Your task. With respect to the word "text", report how many lines of the following listing include it. Give nothing but the number.
═════ Exercise data ═════
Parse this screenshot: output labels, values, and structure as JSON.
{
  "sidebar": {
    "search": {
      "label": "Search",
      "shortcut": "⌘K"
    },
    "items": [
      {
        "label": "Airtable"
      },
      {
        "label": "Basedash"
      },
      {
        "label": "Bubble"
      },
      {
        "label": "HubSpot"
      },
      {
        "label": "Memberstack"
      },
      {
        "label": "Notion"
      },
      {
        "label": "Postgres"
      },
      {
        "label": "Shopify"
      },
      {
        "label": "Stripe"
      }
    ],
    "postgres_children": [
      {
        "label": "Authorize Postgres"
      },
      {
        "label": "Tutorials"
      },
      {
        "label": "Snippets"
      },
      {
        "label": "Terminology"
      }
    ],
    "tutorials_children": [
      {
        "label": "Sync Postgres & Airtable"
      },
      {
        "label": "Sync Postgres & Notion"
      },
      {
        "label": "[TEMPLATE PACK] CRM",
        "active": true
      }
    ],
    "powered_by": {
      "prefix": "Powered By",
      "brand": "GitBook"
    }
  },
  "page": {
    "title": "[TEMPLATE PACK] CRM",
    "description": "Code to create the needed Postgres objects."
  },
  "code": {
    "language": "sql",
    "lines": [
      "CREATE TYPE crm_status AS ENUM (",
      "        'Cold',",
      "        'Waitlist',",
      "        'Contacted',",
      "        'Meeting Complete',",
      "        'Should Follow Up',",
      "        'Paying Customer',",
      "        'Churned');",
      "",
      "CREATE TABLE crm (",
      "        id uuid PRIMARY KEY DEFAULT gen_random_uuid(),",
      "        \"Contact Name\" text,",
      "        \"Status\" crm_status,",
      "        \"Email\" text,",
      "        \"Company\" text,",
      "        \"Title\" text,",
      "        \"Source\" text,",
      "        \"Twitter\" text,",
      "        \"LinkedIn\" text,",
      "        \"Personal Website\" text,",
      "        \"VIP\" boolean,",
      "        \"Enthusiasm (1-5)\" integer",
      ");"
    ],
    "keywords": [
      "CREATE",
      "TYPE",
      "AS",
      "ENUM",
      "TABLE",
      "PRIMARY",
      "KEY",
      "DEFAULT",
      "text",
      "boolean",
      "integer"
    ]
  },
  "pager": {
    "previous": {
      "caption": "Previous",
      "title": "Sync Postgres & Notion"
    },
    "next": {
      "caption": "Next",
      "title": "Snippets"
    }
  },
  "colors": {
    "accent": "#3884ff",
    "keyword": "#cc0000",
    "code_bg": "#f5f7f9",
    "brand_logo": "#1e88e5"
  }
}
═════
Task response. 9